U.S.: New partnership to bring "next generation of avocados" to market
The University of California Riverside has entered into a US$2.25m partnership with Spain-based Eurosemillas to help the university bring to market the most promising and advanced avocado scions and rootstocks in its collection.
If successful, these varieties would meet diverse regional growing requirements, exhibit better post-harvest characteristics, increase yields, provide resistance against disease, and expand consumer market diversity, UC Riverside said.
“Eurosemillas has successfully commercialized citrus varieties developed at UC Riverside in the past. They have the global network and expertise to do the same with the next generation of avocados,” said Brian Suh, director of technology commercialization in the Office of Technology Partnerships at UC Riverside.
Suh has worked with a team on this initiative for the past four years.
Eurosemillas will obtain access to a small subset of the overall university avocado variety and rootstock collection for evaluation and testing on various continents to see if they perform as well as they do in California.
At the same time, the company will forge partnerships for commercialization that could lead to global market penetration of some of these selections.
“After 31 years of working with UC on many other crops, we are delighted to partner with UCR again in a new product like avocado,” said Javier Cano Pecci, chief executive and development officer of Eurosemillas.
“The avocado market is growing and is currently dominated by the Hass variety.

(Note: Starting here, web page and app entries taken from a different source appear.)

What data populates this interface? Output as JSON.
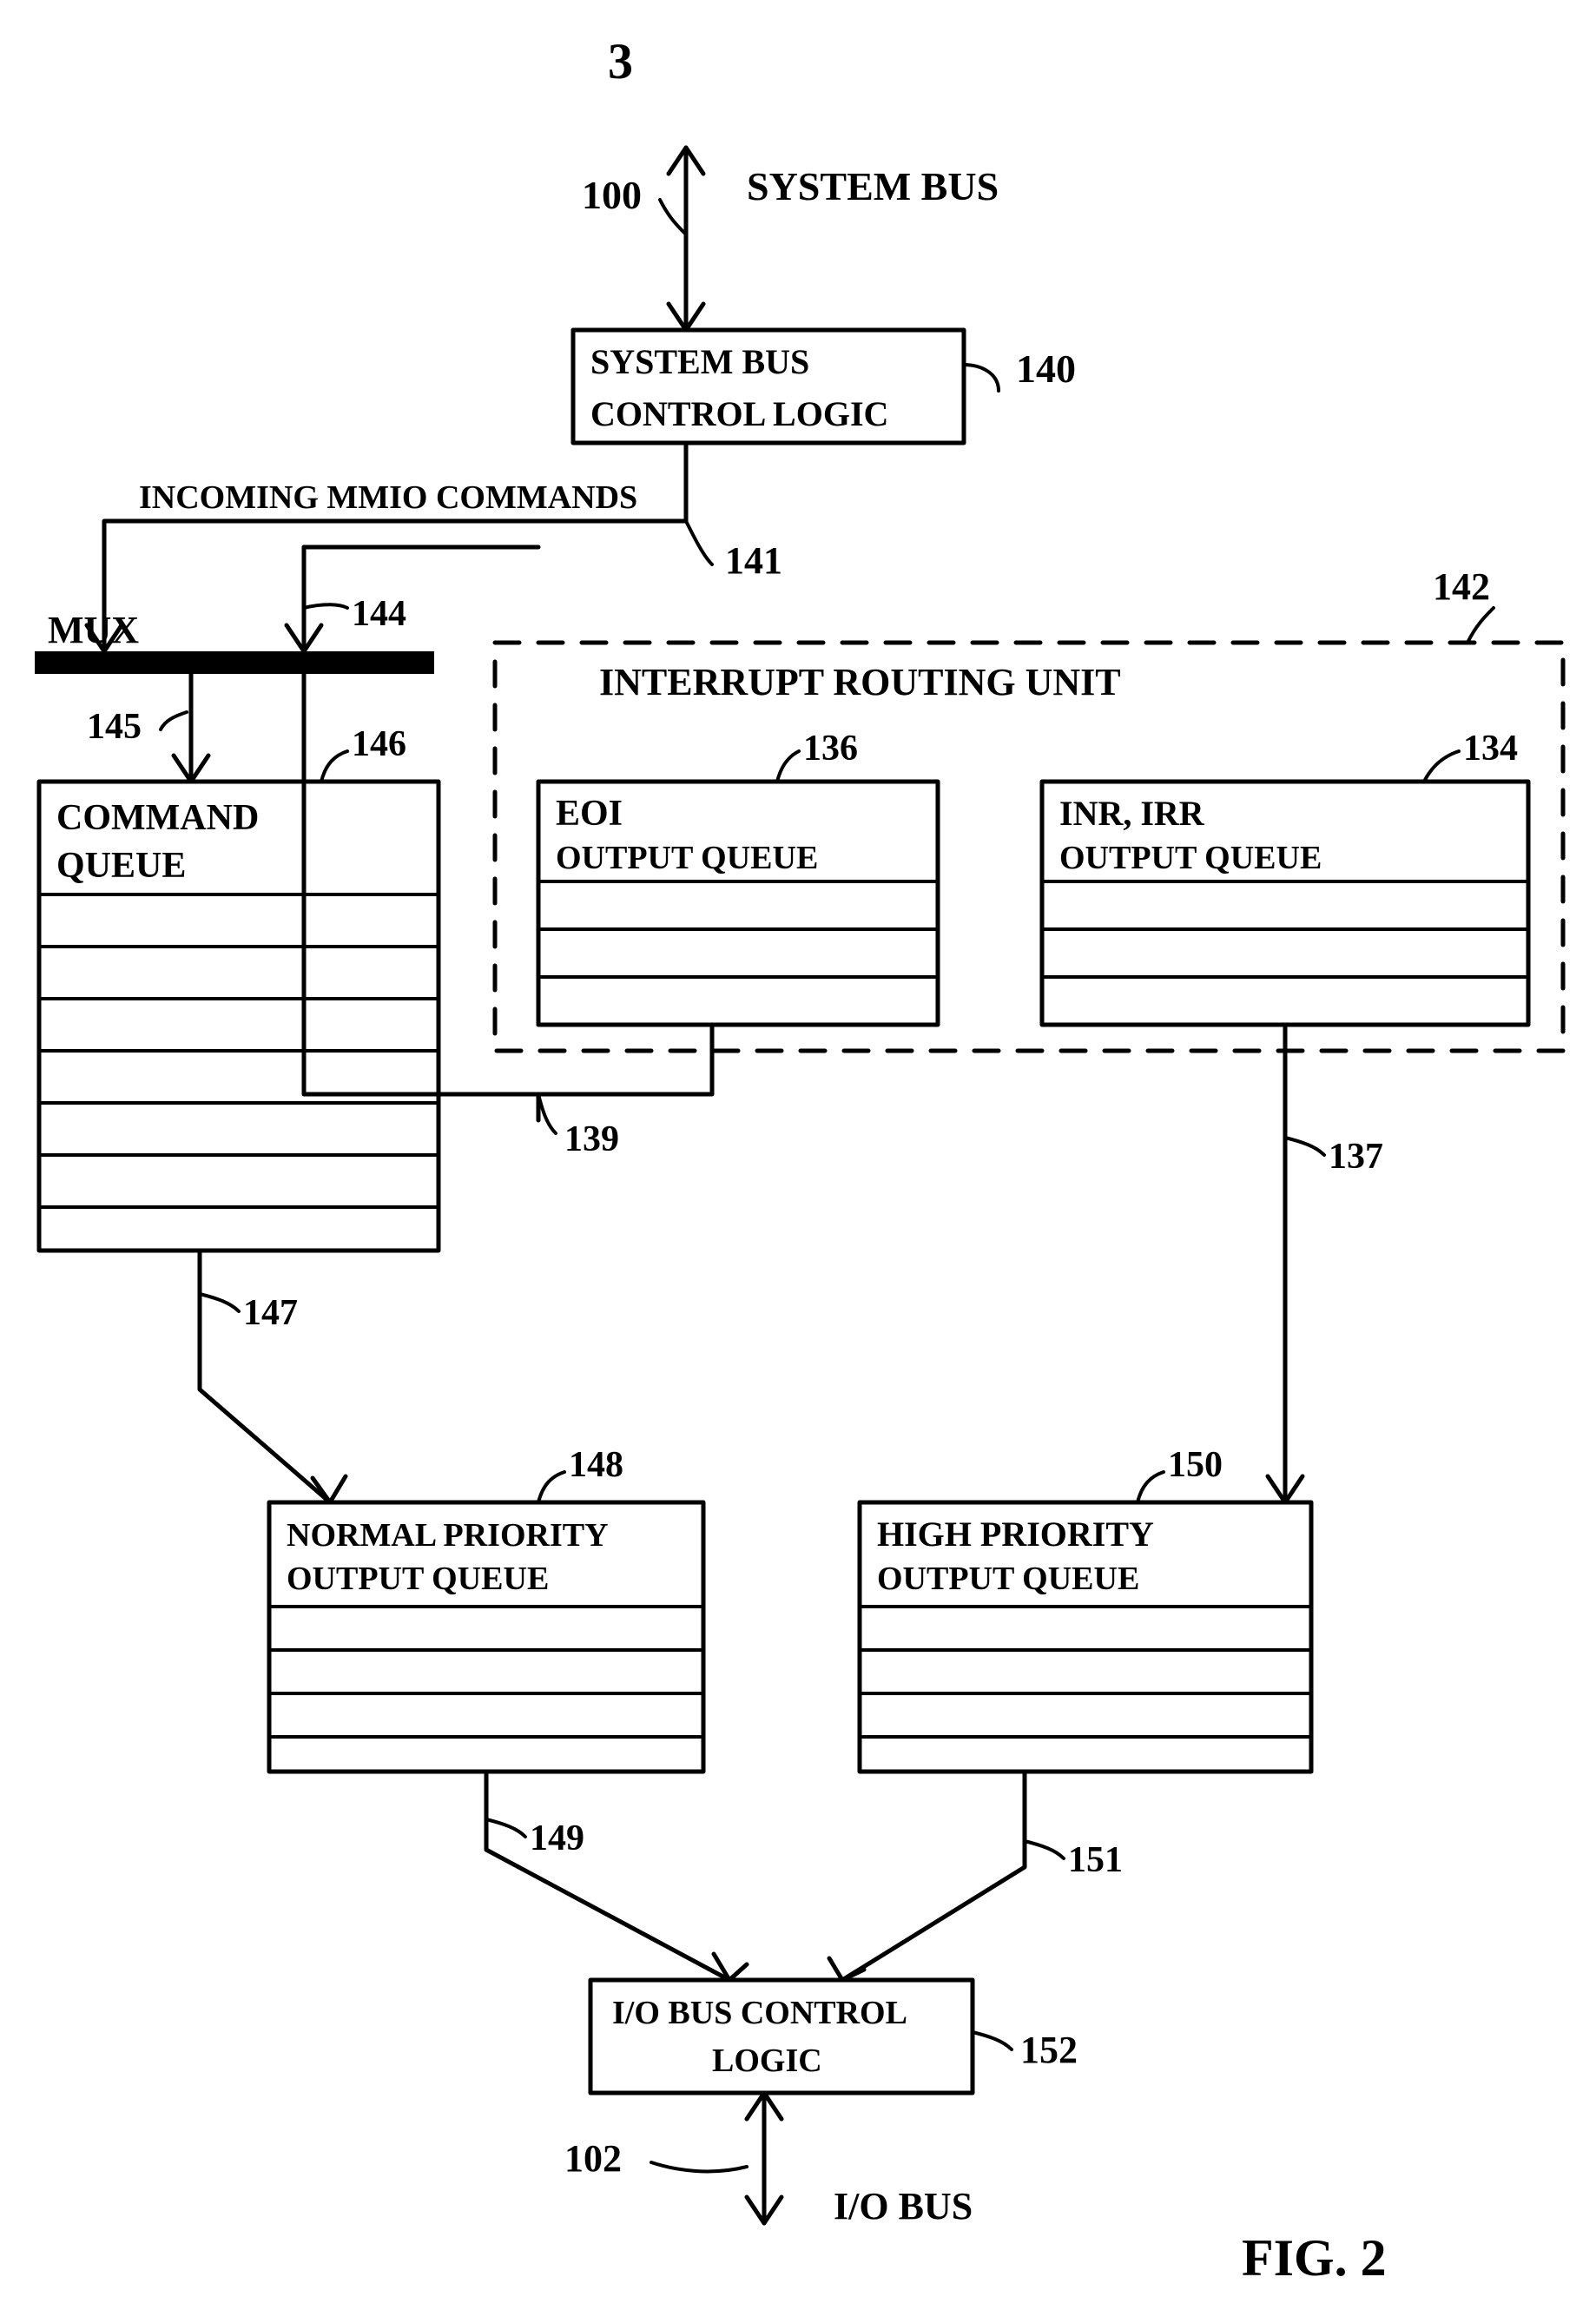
{
  "page_number": "3",
  "figure_label": "FIG. 2",
  "labels": {
    "system_bus": "SYSTEM  BUS",
    "incoming": "INCOMING MMIO COMMANDS",
    "mux": "MUX",
    "interrupt_unit": "INTERRUPT   ROUTING   UNIT",
    "io_bus": "I/O  BUS"
  },
  "refs": {
    "r100": "100",
    "r140": "140",
    "r141": "141",
    "r142": "142",
    "r144": "144",
    "r145": "145",
    "r146": "146",
    "r147": "147",
    "r136": "136",
    "r134": "134",
    "r139": "139",
    "r137": "137",
    "r148": "148",
    "r150": "150",
    "r149": "149",
    "r151": "151",
    "r152": "152",
    "r102": "102"
  },
  "blocks": {
    "sys_bus_ctrl_l1": "SYSTEM  BUS",
    "sys_bus_ctrl_l2": "CONTROL  LOGIC",
    "cmd_q_l1": "COMMAND",
    "cmd_q_l2": "QUEUE",
    "eoi_l1": "EOI",
    "eoi_l2": "OUTPUT QUEUE",
    "inr_l1": "INR, IRR",
    "inr_l2": "OUTPUT QUEUE",
    "norm_l1": "NORMAL PRIORITY",
    "norm_l2": "OUTPUT QUEUE",
    "high_l1": "HIGH PRIORITY",
    "high_l2": "OUTPUT QUEUE",
    "io_ctrl_l1": "I/O BUS CONTROL",
    "io_ctrl_l2": "LOGIC"
  }
}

This is a great opportunity for growers, marketers, retailers, and consumers to have options and diversify to include better avocado varieties and rootstocks adapted to their regions.”
Long history of avocado breeding
UC Riverside’s 70-year old avocado breeding programs house one of the most elite germplasm collections of scion and rootstock breeding material in the world.
The University of California has partnered with California avocado growers since the inception of the industry a century ago and has had several plant breeders developing new varieties and rootstocks for the industry.
Bob Bergh headed the variety improvement program for nearly 40 years, which released among other varieties, the ‘Lamb Hass’ and ‘GEM.’
This program is under the leadership of Mary Lu Arpaia, an extension horticulturist. The goal of the variety breeding program is to develop trees with high eating and market quality while increasing yield efficiency.
Arpaia said for the California industry to remain viable, growers must have new varieties that yield more than Hass, are more tolerant to environmental stress, and can be produced reliably under high-density planting systems.
“I am delighted by this partnership with Eurosemillas since it will help UC take this vision for the future toward reality,” Arpaia said.
The variety improvement program has four selections being readied for release that can augment the ‘Hass’ variety in terms of seasonality and have potential for expanded environmental adaptation within California.
The program - which has been historically funded by the California industry through the California Avocado Commission - is selecting rootstocks that can resist Phytophthora root rot, the most common avocado disease worldwide, as well as salinity, drought, and heat, all of which are expected to become worse as the climate warms.
In collaboration with the California Avocado Commission, five UC Riverside advanced rootstocks exhibiting resistance to these major challenges are being evaluated by growers throughout California.
“This partnership with Eurosemillas will allow us to test our five advanced rootstocks in combination with ‘Hass’ and local scions in other countries to determine their potential outside California,” Manosalva said.